Across the listing that follows, establish how many lines contain the string "green" and provide that number by itself.

-------- Task inputs

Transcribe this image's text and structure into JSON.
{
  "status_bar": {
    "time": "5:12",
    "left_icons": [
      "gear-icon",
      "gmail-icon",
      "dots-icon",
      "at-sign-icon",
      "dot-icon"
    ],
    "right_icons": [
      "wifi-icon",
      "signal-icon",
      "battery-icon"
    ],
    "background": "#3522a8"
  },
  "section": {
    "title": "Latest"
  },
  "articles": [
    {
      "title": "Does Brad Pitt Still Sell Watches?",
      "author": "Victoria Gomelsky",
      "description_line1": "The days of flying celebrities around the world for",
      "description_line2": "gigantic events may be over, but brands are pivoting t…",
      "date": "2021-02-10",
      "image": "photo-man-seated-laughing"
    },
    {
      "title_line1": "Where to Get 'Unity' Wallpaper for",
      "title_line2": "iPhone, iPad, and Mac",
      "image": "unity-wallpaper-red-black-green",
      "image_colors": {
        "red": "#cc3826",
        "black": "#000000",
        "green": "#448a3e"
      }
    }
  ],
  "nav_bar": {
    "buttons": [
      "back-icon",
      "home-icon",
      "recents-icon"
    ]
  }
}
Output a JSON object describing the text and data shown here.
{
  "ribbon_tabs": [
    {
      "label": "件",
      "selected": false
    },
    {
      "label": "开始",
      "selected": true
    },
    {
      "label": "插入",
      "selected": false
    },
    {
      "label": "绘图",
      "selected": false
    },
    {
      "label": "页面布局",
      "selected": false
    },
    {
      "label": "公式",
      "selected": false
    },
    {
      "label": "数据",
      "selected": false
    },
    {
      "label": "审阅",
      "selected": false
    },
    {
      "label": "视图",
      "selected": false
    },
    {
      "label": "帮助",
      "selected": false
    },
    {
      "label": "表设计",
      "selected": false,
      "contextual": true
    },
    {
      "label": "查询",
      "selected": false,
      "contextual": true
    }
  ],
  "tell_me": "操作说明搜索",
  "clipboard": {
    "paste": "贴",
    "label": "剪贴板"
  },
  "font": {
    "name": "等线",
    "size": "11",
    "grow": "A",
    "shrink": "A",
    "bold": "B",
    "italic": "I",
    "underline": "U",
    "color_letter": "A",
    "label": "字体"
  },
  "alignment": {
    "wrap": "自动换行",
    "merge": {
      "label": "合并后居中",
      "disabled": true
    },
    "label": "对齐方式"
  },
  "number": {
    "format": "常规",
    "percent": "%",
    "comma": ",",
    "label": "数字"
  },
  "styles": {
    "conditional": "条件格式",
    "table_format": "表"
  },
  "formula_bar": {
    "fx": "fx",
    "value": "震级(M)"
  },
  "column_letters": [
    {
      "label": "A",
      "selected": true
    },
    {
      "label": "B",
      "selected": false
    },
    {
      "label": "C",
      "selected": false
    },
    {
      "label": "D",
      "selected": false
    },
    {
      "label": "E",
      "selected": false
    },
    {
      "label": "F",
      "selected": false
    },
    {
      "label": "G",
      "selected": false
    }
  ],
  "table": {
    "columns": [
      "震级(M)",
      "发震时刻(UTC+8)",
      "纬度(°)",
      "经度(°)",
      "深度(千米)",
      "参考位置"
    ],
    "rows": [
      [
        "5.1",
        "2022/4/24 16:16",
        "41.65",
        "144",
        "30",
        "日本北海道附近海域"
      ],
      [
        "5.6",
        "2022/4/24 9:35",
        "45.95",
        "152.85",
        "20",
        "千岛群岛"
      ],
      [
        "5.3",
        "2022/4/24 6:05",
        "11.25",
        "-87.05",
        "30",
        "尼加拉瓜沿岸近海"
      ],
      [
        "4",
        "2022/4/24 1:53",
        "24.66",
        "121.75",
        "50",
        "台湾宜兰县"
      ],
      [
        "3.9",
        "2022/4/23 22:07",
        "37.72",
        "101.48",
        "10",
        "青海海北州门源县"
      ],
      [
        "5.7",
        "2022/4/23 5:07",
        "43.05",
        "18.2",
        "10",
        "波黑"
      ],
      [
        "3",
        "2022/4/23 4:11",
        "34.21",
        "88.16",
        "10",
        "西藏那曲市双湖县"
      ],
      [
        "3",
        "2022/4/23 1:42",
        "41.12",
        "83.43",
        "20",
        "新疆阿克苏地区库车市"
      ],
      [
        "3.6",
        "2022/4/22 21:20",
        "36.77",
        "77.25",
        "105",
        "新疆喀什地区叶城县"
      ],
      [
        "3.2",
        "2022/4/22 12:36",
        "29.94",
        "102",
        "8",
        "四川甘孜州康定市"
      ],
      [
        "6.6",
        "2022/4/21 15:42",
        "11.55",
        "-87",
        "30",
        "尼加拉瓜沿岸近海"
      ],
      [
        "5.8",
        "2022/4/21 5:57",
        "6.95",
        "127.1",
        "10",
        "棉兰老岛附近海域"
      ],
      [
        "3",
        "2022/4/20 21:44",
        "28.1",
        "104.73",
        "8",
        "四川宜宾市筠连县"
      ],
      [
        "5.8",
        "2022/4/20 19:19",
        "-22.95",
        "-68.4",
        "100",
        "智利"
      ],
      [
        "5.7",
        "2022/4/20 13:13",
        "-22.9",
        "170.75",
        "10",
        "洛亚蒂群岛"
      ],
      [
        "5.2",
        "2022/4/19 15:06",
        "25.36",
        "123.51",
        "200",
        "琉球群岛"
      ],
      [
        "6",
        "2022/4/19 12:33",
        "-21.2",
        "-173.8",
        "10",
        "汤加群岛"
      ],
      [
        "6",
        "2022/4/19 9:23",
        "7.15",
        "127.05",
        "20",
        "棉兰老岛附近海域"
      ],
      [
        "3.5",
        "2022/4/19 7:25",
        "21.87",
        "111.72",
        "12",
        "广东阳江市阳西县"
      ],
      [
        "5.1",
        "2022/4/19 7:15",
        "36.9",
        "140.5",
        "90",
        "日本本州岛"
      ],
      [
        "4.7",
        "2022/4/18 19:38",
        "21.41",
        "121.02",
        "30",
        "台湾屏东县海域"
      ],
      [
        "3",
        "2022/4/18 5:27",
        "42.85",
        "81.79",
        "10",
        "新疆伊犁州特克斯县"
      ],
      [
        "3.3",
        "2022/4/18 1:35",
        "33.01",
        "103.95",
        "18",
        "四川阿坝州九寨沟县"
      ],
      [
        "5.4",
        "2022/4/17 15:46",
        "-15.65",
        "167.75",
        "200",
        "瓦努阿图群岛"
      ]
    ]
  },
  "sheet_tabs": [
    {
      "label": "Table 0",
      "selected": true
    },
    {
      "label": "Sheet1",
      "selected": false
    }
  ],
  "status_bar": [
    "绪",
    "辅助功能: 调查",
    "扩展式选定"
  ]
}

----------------

= Solution =
2